UMS 2012: Photos and review of Friday nightBy John Wenzel | July 21st, 2012 | No Comments »
Escapism can be a rare treat, judging by recent events, but the Friday night lineup at the Denver Post’s 12th annual Underground Music Showcase provided enough positive diversions to give the heavy-hearted something to celebrate.
The mood at the main outdoor stage of the 2012 UMS was somber at 6 p.m. as AM 1340 OpenAir DJ Alisha Sweeney introduced first act ManCub — with a moment of silence for the victims of the Aurora movie theater shooting.
“These things are always tough to talk about,” she said. “But this is all about celebrating positivity.”
On cue, the keyboard-ready duo of Mancub started up its chunky electro-dance beats, soon to be joined by two purple spandex-clad dancers on risers, opposite the main members. The sparse crowd began shaking in the formidable 97-degree heat, and Friday night was off to a start. Across South Broadway at 3 Kings Tavern, musician and Westword scribe Bree Davies, of indie-punk group Night of Joy, echoed the sentiment with another moment of silence.
“I don’t know how to do one of these without being awkward,” she said, staring daggers into her bass guitar. “But if you could just take a moment to think about someone other than yourself, that would be great.”
Davies and her band wasted no time laying into the Sonic Youth-worthy grinding, at once mannered and ragged in their lunging chord changes and ostentatious drum fills. The act has become a live force in recent years, recalling a time when mainstream rock had far more excellent female role models.

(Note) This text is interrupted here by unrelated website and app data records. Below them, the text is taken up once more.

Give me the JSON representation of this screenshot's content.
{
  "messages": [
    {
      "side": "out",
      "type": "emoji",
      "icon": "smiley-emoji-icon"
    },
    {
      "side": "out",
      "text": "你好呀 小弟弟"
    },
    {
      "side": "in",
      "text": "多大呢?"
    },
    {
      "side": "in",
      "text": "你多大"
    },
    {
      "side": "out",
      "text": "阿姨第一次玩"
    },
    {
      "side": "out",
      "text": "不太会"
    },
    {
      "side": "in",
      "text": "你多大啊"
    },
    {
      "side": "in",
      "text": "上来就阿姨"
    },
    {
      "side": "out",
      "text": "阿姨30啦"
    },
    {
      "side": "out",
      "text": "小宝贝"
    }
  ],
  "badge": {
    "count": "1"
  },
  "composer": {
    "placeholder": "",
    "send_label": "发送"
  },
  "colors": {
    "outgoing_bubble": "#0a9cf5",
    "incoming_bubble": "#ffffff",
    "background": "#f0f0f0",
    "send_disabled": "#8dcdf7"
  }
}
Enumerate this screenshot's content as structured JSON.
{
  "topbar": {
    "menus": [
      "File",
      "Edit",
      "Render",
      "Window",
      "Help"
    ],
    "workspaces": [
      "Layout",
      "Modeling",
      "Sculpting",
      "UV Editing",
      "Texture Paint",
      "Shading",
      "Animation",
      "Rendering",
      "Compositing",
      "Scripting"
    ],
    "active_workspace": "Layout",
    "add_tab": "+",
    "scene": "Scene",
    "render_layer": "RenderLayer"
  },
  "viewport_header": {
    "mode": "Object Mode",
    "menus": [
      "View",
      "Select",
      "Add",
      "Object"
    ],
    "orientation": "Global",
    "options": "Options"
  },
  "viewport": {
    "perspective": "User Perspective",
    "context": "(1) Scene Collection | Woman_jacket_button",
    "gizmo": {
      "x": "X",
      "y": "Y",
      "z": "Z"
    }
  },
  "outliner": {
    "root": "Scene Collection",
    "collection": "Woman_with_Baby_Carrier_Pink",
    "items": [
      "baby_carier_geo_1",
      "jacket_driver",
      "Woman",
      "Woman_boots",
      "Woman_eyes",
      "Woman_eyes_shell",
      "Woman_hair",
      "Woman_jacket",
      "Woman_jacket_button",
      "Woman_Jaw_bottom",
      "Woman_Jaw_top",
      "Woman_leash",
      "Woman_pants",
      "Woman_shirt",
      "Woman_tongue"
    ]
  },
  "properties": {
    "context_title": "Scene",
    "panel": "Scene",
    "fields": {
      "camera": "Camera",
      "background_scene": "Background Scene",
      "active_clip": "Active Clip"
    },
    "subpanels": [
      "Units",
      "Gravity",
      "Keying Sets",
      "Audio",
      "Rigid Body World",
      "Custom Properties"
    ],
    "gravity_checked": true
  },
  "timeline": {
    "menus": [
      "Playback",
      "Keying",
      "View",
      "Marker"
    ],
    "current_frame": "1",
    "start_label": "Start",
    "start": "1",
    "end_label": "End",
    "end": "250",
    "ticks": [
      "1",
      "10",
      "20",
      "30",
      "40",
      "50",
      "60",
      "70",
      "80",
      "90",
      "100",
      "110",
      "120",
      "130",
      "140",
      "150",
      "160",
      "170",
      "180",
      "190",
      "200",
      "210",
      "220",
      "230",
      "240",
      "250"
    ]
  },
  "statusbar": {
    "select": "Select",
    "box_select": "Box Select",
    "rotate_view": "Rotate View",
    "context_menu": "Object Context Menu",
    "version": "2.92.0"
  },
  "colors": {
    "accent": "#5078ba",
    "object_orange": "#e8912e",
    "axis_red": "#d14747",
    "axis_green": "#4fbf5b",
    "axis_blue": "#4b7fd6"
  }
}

A few clicks south, Abbey Jordan bravely ran through her improv stand-up show the Finger — which usually occurs at the Deer Pile art space above City O’ City — for a few dozen daylight souls at the Hornet. Why brave? Because doing comedy in an uncontrolled room with constant coming-and-goings is a potentially mood-shattering, nightmarish experience. But with the help of cohort and Denver comedian Andrew Orvedahl, Jordan wrested precious laughs from audience-suggested topics like tennis, potato salad, lubrication, children and tentacles. (Sounds like a Richard Brautigan poem, right?)
Down the block at an already-sweaty 3 Kings, Ill Cattivo peddled its distorted wares for the growing crowd of drunken beard-dudes. Like a version of Omaha’s Cursive weaned on southern metal and Jesus Lizard 7-inches, they shredded their way into the crowds’ boozy hearts with nary a pause between songs. Beach balls and booties ruled at the Goodwill stage across the street as New Orleans sissy bounce dynamo Big Freedia (pronounced “Big Free-duh”) and her Divas brought new meaning to the phrase “Azz Everywhere.” The fairly packed, posterior-shakin’ crowd was also full of local fan-club Shake Team members.
The enthusiastic abandon felt especially sweet in the waning, still-hot daylight as Freedia — in her hot-pink party shirt with “Queen Diva” spray-painted on the back — joined her fetching dancers in gloriously repetitive hip-hop chants. It felt later than it was, even two songs in. And that perfectly set the stage for Austin, Texas psych kings Black Moth Super Rainbow, who melded electro-crank nicities with fuzz-screwed, low-end bass. The wildly disparate atmospheres created a delicious tension that spilled into the streets as the main-stage acts wrapped on time, as advertised.
John Wenzel is an A&E reporter and digital media editor for The Denver Post and the author of “Mock Stars: Indie Comedy and the Dangerously Funny” (Speck Press/Fulcrum). Follow him @johntwenzel and @beardsandgum.
Seth McConnell is a member of YourHub at The Denver Post and a new contributor to Reverb.